Along with the Goila Butter Paneer came a delectable kali dal, anardana chutney and a roomali roti. My day, oops! dinner as made.

Saransh specifies that he does not use any cream in his Goila Butter Chicken/Paneer and that is a huge relief. Not a fan of it in my savoury dishes at all.

A spoonful of the gravy of the Goila Butter Paneer and I could vouch for its lightness. The texture of the gravy was creamy alright, but with the use of kasoori methi and cashewnuts, as Chef Saransh promises. The smoky flavour as equally distinct, and that’s what sets it apart. I loved the fact that there was not a very pronounced tart and tangy taste, but instead, well-balanced flavours. Not the usual rich and creamy, butter paneer, this!

A buttery feel, the gravy had, as it just disappeared from my palate, but not before leaving a delicious after taste. But no, I could not taste any heavy butter and did not experience the accompanying uneasiness, which is characteristic of such dishes. The quality of paneer used was unmistakably superior and fresh.

The dal reminded me of the one, I used to have back home, made by my mother. No overtly tangy flavours here too, as is the case with many, from restaurants. The texture was right and the dal grains, had a definite bite to them, yet, as soft and mushy, as they should be.

The Anardana chutney struck me as unique. It had an appealing appearance as well as interesting mild flavours of yogurt and mint.

Overall, my meal was a delight for the taste buds and even several hours later, I experienced no discomfort, as is often the case with a butter chicken/paneer, dal makhni kind of meal.

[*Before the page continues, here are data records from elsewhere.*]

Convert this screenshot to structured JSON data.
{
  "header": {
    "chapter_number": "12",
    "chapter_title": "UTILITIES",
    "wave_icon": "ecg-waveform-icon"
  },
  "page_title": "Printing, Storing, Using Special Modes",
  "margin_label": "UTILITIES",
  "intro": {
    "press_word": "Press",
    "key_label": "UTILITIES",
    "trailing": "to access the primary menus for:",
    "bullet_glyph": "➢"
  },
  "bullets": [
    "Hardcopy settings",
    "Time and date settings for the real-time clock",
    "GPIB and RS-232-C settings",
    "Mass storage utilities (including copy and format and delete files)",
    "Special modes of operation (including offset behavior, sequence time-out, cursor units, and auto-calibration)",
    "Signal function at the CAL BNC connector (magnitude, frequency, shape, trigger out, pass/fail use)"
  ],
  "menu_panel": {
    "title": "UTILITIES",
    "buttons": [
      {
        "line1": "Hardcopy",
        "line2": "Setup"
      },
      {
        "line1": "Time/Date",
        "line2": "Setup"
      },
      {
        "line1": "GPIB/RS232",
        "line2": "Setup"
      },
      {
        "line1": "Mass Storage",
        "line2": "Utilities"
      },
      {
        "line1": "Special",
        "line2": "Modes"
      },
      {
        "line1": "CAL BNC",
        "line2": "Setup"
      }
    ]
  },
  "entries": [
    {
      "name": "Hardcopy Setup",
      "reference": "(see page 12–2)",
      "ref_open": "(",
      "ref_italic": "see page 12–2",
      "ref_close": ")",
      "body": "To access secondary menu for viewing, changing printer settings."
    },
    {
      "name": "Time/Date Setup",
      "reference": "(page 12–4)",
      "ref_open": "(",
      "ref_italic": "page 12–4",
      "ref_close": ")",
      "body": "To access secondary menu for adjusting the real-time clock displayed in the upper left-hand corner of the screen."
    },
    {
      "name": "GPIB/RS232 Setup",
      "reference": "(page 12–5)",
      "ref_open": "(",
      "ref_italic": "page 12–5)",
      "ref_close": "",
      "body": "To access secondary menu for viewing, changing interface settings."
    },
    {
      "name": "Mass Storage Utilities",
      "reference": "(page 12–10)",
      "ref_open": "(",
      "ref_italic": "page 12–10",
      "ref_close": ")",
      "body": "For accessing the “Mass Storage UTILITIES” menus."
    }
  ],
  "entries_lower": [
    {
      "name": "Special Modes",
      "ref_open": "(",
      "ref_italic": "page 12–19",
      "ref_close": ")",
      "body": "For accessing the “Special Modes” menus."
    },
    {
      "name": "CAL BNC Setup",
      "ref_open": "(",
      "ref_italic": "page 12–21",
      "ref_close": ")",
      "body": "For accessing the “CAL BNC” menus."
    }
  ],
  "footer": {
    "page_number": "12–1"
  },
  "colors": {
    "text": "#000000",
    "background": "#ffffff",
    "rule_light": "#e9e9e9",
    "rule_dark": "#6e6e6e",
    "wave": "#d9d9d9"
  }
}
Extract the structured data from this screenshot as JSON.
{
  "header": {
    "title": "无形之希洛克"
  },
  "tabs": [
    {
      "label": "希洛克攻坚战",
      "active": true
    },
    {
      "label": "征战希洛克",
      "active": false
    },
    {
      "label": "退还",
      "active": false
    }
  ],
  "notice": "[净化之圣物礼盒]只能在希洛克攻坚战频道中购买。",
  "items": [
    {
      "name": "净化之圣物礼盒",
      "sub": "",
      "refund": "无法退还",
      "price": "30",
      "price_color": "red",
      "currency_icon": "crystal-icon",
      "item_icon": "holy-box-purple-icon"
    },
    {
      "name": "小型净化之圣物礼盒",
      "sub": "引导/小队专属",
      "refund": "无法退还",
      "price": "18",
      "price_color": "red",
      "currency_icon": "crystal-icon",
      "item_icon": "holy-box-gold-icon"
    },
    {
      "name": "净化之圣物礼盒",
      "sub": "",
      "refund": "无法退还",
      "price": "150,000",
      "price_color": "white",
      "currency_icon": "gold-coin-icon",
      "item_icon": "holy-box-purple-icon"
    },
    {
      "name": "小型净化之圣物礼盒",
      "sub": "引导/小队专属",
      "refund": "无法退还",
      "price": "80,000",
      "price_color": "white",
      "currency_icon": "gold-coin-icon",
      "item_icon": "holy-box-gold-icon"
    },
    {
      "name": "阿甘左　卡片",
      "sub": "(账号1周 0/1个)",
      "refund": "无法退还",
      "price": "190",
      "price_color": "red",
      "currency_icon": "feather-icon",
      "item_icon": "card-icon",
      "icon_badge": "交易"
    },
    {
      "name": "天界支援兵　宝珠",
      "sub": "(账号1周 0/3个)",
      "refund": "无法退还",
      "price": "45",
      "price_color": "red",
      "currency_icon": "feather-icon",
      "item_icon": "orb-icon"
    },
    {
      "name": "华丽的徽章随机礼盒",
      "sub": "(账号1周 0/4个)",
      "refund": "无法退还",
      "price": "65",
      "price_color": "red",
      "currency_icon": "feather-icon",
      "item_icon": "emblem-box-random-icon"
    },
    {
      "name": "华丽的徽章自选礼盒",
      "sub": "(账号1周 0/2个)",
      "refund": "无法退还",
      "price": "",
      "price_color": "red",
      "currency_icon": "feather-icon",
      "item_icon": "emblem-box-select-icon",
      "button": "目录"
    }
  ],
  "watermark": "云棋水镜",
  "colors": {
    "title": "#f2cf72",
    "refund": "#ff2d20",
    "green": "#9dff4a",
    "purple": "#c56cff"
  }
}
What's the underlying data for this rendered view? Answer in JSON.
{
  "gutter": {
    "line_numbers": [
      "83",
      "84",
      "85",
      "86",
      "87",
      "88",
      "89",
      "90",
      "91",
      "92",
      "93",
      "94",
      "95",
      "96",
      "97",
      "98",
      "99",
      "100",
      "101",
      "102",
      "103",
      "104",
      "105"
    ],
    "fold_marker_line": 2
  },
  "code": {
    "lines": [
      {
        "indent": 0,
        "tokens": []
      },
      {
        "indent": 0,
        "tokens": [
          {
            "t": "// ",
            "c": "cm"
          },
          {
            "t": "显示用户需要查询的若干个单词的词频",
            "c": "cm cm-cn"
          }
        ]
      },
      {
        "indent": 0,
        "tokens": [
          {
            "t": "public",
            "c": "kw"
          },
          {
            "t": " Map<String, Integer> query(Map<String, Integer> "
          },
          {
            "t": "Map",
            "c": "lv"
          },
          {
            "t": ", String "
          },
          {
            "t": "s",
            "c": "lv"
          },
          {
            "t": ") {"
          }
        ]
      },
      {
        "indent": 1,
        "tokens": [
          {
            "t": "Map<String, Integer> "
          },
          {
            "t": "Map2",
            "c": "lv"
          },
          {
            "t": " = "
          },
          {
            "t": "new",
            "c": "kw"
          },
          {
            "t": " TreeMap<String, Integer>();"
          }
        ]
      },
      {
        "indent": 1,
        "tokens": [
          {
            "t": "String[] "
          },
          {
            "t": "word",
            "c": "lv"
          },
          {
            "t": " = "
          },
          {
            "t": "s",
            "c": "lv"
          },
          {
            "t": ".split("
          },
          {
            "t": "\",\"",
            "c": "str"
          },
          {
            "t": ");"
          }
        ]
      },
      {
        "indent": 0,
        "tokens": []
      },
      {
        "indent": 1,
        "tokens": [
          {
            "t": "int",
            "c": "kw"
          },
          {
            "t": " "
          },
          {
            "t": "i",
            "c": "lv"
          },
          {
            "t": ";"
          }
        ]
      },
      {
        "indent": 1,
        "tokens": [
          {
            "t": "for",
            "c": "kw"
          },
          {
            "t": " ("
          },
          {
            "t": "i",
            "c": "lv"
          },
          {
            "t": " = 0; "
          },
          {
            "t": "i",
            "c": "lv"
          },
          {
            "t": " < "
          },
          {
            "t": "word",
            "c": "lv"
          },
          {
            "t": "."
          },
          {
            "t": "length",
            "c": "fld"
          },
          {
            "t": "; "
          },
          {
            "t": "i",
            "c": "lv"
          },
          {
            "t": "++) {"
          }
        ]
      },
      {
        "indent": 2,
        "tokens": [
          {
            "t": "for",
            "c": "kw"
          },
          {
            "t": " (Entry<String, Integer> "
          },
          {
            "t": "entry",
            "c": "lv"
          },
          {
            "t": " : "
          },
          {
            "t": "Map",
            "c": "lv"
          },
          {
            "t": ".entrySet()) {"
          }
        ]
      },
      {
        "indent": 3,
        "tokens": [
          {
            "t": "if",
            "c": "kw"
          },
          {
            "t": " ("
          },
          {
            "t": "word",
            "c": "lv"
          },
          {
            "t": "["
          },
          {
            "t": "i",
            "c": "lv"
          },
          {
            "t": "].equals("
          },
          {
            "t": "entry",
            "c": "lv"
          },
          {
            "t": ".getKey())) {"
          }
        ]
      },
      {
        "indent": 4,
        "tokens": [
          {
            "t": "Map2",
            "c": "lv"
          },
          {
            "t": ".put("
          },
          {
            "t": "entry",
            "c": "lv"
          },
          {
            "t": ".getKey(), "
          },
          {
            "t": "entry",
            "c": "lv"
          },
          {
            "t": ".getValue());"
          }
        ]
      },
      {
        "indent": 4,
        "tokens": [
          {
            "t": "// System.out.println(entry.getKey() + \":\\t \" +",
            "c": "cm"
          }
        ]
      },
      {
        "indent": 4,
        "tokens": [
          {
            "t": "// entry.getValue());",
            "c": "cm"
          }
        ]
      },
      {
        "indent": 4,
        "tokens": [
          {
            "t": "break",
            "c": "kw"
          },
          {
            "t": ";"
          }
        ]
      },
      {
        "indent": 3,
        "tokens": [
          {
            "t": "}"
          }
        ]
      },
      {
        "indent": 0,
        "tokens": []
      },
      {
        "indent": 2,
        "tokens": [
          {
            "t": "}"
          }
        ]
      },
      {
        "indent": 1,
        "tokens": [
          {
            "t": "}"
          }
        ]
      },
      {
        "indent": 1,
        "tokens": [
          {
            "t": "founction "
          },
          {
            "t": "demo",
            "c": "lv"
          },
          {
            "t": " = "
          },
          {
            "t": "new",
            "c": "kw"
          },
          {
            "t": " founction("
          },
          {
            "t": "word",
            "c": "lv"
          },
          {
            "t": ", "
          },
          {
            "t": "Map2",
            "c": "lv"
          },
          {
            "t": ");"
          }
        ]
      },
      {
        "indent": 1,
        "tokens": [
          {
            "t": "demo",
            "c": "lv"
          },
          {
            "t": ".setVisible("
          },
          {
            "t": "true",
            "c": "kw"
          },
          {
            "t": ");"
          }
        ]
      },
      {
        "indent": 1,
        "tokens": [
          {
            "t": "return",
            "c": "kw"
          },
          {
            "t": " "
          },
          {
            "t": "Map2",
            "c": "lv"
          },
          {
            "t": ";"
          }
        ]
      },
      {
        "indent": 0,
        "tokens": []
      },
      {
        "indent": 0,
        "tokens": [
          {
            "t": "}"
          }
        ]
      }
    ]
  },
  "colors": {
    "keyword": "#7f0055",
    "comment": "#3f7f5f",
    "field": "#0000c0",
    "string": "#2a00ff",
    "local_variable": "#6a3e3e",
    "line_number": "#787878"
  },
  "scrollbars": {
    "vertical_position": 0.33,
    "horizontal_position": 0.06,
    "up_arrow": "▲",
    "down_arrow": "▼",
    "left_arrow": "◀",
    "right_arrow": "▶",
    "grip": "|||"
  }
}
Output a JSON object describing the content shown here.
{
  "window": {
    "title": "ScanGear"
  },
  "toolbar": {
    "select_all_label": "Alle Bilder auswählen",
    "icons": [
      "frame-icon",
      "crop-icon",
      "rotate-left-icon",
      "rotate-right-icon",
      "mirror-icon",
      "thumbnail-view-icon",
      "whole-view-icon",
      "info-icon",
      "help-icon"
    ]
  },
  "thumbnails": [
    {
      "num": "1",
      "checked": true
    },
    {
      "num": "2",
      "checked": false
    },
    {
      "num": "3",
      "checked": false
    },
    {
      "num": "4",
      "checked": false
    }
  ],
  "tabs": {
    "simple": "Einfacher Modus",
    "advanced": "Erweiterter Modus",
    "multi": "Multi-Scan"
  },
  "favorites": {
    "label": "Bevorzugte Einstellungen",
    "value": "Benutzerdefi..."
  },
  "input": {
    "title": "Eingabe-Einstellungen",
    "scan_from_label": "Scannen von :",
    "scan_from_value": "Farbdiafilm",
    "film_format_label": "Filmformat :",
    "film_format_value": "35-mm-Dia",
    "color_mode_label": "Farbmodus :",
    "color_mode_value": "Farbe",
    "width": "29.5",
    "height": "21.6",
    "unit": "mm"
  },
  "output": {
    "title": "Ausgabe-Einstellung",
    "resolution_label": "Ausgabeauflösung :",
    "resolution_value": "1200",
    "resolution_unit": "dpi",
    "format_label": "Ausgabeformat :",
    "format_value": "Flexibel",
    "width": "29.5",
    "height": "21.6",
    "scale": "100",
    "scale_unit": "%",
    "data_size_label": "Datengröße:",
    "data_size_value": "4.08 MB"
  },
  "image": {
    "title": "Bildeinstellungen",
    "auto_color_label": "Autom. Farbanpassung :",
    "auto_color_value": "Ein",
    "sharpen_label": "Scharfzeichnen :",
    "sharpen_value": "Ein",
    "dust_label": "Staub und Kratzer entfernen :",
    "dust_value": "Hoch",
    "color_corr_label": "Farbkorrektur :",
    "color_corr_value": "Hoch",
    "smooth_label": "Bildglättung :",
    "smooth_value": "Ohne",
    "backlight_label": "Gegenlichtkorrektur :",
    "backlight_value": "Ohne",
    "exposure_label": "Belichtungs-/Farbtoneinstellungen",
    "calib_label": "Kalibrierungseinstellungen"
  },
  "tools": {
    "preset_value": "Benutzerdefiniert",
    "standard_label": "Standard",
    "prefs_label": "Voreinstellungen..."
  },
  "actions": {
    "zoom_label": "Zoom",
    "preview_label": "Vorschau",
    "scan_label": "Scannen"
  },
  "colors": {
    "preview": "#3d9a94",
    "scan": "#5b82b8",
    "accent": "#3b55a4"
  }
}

This one was reminiscent of home style food, albeit with a bit of indulgence.

I was satiated for now, but not satisfied. This is the kind of meal, which teases your palate mercilessly and urges you to have more.

Like all food lovers and Chef Saransh fans, I too am eagerly awaiting the opening of Goila Butter Chicken, a delivery and take-away joint, started by Chef Saransh Goila and his partner, Vivek Sahni, on June 24 near the D.N. Nagar Metro station Andheri West.

I don’t know about all the dishes, but the ones I sampled are surely going to give several established players, a run for their money.

Good luck Goila Butter Chicken, keep going!

Rating: 4/5